■ **WHAT YOU SHOULD DO**
Below are some entries. Copy each line in them that holds "name".

■ **GIVEN ENTRIES**
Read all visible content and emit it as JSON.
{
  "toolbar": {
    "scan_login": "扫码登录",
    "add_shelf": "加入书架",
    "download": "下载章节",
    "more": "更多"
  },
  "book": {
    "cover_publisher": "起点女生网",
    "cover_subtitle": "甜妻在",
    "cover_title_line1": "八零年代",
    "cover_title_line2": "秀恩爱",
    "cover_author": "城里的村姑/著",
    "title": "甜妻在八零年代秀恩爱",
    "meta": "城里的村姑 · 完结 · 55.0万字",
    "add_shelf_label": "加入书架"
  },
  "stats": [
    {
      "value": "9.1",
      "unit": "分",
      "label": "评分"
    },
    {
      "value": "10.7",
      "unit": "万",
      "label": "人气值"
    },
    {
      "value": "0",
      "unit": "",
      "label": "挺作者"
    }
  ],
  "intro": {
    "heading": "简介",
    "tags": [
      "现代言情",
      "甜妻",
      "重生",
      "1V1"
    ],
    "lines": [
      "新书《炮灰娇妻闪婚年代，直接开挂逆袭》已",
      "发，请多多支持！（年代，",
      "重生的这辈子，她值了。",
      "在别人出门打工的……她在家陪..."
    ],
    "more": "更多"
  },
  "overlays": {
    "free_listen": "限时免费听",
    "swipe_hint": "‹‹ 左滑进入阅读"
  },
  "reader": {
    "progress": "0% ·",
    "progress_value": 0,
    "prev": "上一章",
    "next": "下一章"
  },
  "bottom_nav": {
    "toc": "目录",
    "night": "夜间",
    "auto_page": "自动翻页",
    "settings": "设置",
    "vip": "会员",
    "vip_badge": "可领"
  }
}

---

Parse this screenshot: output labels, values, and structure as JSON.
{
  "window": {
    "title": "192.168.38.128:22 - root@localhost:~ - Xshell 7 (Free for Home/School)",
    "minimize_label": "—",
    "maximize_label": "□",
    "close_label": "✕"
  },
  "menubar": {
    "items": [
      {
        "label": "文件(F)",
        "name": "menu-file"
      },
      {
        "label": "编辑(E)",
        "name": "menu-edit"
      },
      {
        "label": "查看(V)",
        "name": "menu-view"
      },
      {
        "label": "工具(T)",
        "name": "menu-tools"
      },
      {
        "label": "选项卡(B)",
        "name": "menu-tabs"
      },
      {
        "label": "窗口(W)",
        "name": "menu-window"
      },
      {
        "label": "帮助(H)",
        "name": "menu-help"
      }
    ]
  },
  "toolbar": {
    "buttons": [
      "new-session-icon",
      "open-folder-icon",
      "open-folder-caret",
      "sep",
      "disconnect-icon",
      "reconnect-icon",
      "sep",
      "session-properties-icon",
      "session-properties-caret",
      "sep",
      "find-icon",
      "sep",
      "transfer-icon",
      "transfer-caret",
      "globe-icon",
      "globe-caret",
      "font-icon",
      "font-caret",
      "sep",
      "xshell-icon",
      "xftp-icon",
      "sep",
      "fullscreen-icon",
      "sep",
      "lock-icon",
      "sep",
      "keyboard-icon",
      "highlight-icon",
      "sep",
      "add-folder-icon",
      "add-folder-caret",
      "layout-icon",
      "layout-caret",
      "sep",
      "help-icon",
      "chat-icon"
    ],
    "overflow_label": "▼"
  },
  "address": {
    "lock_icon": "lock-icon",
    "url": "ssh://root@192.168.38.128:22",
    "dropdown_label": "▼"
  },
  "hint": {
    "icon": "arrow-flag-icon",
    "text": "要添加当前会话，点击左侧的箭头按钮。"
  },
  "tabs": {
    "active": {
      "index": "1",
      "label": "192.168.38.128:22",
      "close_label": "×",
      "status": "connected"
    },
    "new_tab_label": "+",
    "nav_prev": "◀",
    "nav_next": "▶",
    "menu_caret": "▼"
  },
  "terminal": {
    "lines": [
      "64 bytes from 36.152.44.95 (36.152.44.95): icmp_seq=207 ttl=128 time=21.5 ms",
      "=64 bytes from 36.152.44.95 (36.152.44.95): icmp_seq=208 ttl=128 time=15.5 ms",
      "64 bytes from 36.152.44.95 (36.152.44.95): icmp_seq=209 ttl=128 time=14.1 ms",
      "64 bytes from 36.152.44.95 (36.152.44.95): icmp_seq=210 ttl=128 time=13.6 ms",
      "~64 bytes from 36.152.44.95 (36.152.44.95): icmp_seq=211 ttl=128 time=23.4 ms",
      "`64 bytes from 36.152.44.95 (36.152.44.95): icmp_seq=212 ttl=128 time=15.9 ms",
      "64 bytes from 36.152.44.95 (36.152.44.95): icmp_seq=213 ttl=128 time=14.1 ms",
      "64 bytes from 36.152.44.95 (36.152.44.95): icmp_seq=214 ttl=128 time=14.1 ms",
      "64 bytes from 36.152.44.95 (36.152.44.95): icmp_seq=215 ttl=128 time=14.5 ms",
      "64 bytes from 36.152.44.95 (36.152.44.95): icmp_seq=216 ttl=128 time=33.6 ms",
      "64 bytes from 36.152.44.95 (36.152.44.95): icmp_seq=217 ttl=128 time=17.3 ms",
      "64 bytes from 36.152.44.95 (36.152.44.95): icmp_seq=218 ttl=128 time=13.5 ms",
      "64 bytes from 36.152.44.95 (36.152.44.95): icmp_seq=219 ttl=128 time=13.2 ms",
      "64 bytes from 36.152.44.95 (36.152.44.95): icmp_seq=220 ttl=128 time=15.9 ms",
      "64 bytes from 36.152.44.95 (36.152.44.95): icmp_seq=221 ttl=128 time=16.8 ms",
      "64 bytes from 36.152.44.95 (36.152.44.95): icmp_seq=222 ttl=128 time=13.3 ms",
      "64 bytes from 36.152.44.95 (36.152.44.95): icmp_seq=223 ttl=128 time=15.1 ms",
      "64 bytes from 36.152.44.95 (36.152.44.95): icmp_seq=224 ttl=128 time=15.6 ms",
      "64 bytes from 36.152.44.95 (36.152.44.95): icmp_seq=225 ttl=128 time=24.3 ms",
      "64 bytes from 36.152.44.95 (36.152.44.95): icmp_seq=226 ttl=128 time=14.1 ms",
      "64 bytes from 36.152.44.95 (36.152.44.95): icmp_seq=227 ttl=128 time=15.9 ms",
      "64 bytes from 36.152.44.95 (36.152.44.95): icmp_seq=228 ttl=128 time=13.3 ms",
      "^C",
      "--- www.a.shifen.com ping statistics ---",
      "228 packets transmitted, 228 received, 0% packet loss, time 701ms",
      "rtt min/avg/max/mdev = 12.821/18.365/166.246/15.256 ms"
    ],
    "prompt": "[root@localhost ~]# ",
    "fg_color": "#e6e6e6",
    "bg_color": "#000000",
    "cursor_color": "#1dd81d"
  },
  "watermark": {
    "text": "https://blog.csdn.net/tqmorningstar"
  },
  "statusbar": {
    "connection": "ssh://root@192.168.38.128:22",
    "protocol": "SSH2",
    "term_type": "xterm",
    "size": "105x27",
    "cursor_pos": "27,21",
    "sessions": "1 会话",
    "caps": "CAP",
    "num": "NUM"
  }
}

■ **ANSWER SECTION**
        "name": "menu-file"
        "name": "menu-edit"
        "name": "menu-view"
        "name": "menu-tools"
        "name": "menu-tabs"
        "name": "menu-window"
        "name": "menu-help"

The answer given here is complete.